=== Information ===

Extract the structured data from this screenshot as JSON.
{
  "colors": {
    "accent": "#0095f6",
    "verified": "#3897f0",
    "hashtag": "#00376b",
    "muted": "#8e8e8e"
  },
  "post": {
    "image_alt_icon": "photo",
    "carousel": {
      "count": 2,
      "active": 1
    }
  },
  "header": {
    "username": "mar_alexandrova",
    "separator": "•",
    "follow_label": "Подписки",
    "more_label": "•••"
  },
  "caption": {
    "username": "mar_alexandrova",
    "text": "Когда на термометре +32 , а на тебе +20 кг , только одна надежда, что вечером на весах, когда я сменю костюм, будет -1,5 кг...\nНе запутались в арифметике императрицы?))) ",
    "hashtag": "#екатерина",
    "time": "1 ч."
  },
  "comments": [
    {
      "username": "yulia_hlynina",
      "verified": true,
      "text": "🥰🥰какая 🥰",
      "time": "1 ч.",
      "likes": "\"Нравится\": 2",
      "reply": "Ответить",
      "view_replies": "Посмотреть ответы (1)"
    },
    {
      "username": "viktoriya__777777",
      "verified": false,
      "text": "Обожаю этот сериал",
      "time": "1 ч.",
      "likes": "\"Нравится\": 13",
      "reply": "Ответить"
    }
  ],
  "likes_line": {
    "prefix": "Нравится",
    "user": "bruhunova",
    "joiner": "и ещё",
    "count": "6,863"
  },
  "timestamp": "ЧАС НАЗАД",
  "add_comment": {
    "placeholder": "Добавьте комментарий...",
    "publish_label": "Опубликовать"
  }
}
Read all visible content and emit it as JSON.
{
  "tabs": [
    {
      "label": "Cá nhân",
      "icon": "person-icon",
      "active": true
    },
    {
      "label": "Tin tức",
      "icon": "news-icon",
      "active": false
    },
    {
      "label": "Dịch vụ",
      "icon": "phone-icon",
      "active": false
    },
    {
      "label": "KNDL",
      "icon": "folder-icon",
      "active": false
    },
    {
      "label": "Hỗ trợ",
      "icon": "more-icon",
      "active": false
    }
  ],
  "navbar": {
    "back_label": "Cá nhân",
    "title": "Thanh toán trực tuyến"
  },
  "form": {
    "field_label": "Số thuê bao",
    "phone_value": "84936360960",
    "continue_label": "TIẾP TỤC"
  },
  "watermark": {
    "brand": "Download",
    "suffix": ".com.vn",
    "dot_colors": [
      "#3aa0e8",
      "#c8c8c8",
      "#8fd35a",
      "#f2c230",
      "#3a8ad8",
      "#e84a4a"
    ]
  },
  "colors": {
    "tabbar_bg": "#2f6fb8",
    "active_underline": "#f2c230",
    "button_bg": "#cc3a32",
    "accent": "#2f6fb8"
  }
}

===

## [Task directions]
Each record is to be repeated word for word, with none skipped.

## [Exercise output]
Extract the structured data from this screenshot as JSON.
{
  "colors": {
    "accent": "#0095f6",
    "verified": "#3897f0",
    "hashtag": "#00376b",
    "muted": "#8e8e8e"
  },
  "post": {
    "image_alt_icon": "photo",
    "carousel": {
      "count": 2,
      "active": 1
    }
  },
  "header": {
    "username": "mar_alexandrova",
    "separator": "•",
    "follow_label": "Подписки",
    "more_label": "•••"
  },
  "caption": {
    "username": "mar_alexandrova",
    "text": "Когда на термометре +32 , а на тебе +20 кг , только одна надежда, что вечером на весах, когда я сменю костюм, будет -1,5 кг...\nНе запутались в арифметике императрицы?))) ",
    "hashtag": "#екатерина",
    "time": "1 ч."
  },
  "comments": [
    {
      "username": "yulia_hlynina",
      "verified": true,
      "text": "🥰🥰какая 🥰",
      "time": "1 ч.",
      "likes": "\"Нравится\": 2",
      "reply": "Ответить",
      "view_replies": "Посмотреть ответы (1)"
    },
    {
      "username": "viktoriya__777777",
      "verified": false,
      "text": "Обожаю этот сериал",
      "time": "1 ч.",
      "likes": "\"Нравится\": 13",
      "reply": "Ответить"
    }
  ],
  "likes_line": {
    "prefix": "Нравится",
    "user": "bruhunova",
    "joiner": "и ещё",
    "count": "6,863"
  },
  "timestamp": "ЧАС НАЗАД",
  "add_comment": {
    "placeholder": "Добавьте комментарий...",
    "publish_label": "Опубликовать"
  }
}
Read all visible content and emit it as JSON.
{
  "tabs": [
    {
      "label": "Cá nhân",
      "icon": "person-icon",
      "active": true
    },
    {
      "label": "Tin tức",
      "icon": "news-icon",
      "active": false
    },
    {
      "label": "Dịch vụ",
      "icon": "phone-icon",
      "active": false
    },
    {
      "label": "KNDL",
      "icon": "folder-icon",
      "active": false
    },
    {
      "label": "Hỗ trợ",
      "icon": "more-icon",
      "active": false
    }
  ],
  "navbar": {
    "back_label": "Cá nhân",
    "title": "Thanh toán trực tuyến"
  },
  "form": {
    "field_label": "Số thuê bao",
    "phone_value": "84936360960",
    "continue_label": "TIẾP TỤC"
  },
  "watermark": {
    "brand": "Download",
    "suffix": ".com.vn",
    "dot_colors": [
      "#3aa0e8",
      "#c8c8c8",
      "#8fd35a",
      "#f2c230",
      "#3a8ad8",
      "#e84a4a"
    ]
  },
  "colors": {
    "tabbar_bg": "#2f6fb8",
    "active_underline": "#f2c230",
    "button_bg": "#cc3a32",
    "accent": "#2f6fb8"
  }
}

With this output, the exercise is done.